This is not accurate. The petition was submitted in October, but it wasn’t certified until December 2nd. The 120-day period starts after certification. And it is not the 120-day window that can’t be met. It’s the City’s preferred timeline to see the issue considered in June that creates a legal hurdle; June is outside the 120-day period. And all of this is pending a successful Home Rule Charter election on March 1st.

The #MakeMinot group says it’s willing to pursue legal action against the City of Minot for failing to put the petition to a vote within that 120-day window. But if the resolution of support is passed at the February meeting, the petition will be withdrawn entirely.

Again, #MakeMinot is not asking for a ‘resolution of support’; they are asking for a ‘resolution of intent’. And the petition will not be withdrawn unless Council follows through and acts to honor the resolution of intent. But yes, #MakeMinot has stated publicly that if they lose confidence in the unfolding process, they are prepared to ask the courts to enforce laws that outline the petition process.

#MakeMinot spokesman Scott Louser says that although the seven-member council being proposed in the new resolution differs from the five-member council that 2,800 petitioners signed for, the new plan still eliminates the ward system and creates a smaller system of government.

As a summary, this paragraph is accurate. And I think Mr. Louser did say something at Monday’s meeting that matches the sentiment, but an actual quote would be more appropriate.

Tim Olson, KX News.

In a press release today, #MakeMinot spokesman Shaun Sipma said the group is “appreciative” of the Council’s effort in trying to get the resolution passed.

The sentiment is accurate.
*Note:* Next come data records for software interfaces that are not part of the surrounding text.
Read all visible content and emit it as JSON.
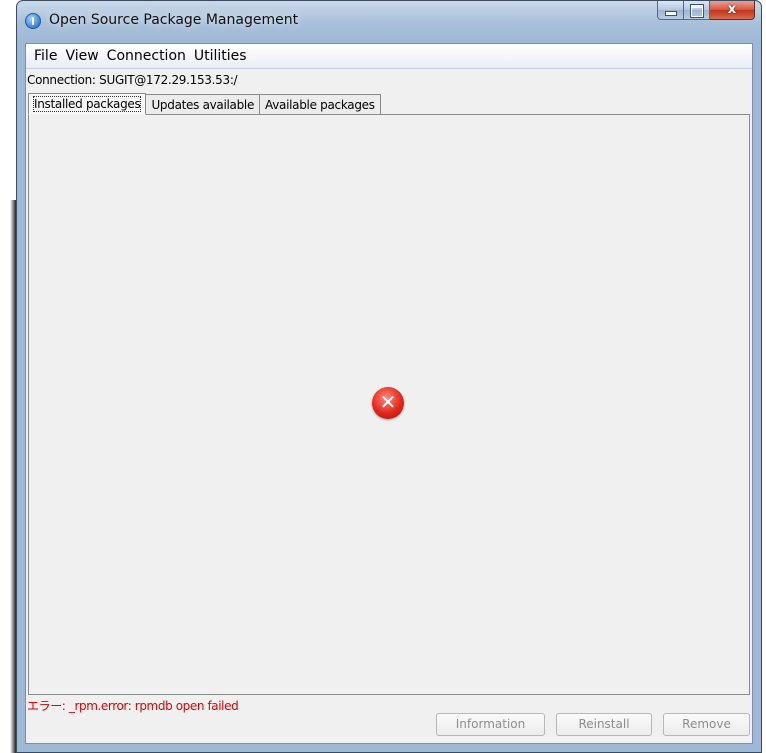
{
  "window": {
    "title": "Open Source Package Management",
    "close_glyph": "x"
  },
  "menubar": {
    "items": [
      "File",
      "View",
      "Connection",
      "Utilities"
    ]
  },
  "connection": {
    "label": "Connection: SUGIT@172.29.153.53:/"
  },
  "tabs": [
    {
      "label": "Installed packages",
      "active": true
    },
    {
      "label": "Updates available",
      "active": false
    },
    {
      "label": "Available packages",
      "active": false
    }
  ],
  "status": {
    "icon": "error-icon",
    "glyph": "✕",
    "message": "エラー:  _rpm.error: rpmdb open failed",
    "color": "#e00000"
  },
  "buttons": {
    "information": "Information",
    "reinstall": "Reinstall",
    "remove": "Remove"
  }
}
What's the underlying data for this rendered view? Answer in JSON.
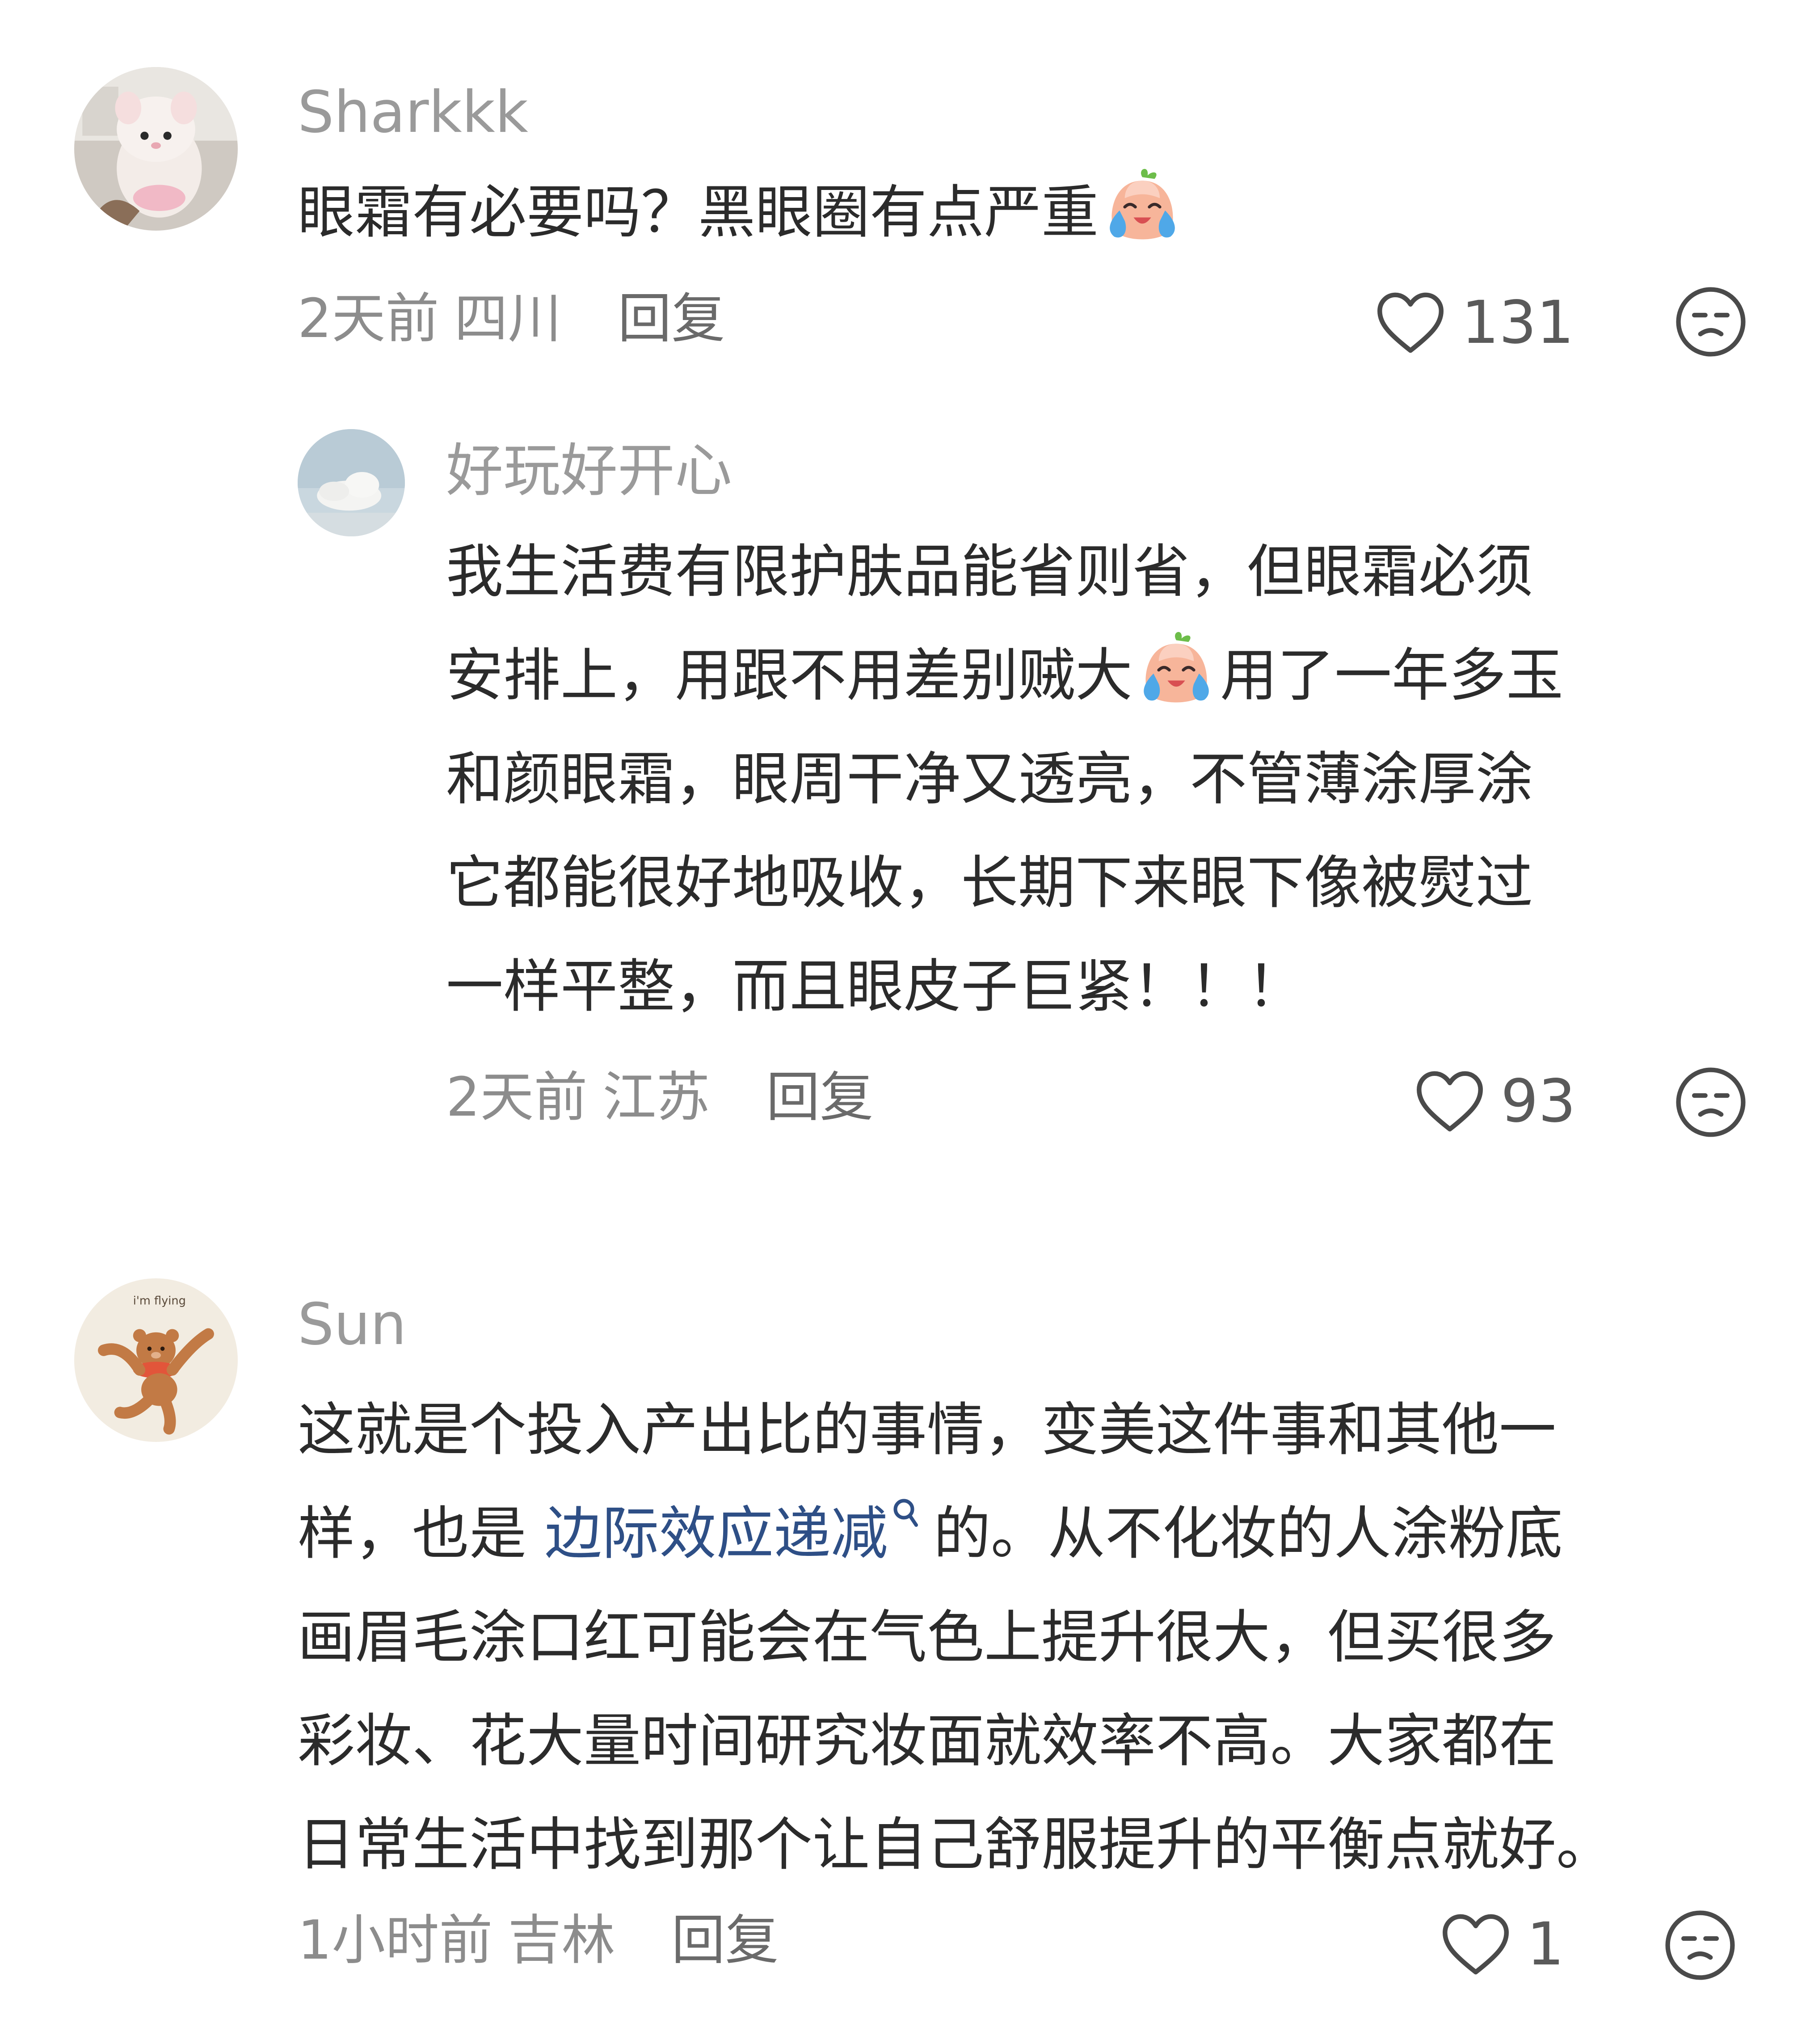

But it misses the essential message of #MakeMinot’s statement that the group is going to continue working with the City to help find a legal path that includes assurances that spirit of the citizen-initiated petition will be considered by voters.

The next meeting of the City Council will be held on February 1st.

It would be a great time to attend a City Council meeting!

Josh Wolsky

Editor and Publisher of TheMinotVoice, Developer of the #ForMinot Network,  Co-Host of #GoodTalk Minot, Advocate and Friend of the Souris River, Former City Alderman, and clearly -- all things #MakeMinot. Go ahead, don't wait for permission!

Leave a Reply

Your email address will not be published. Required fields are marked *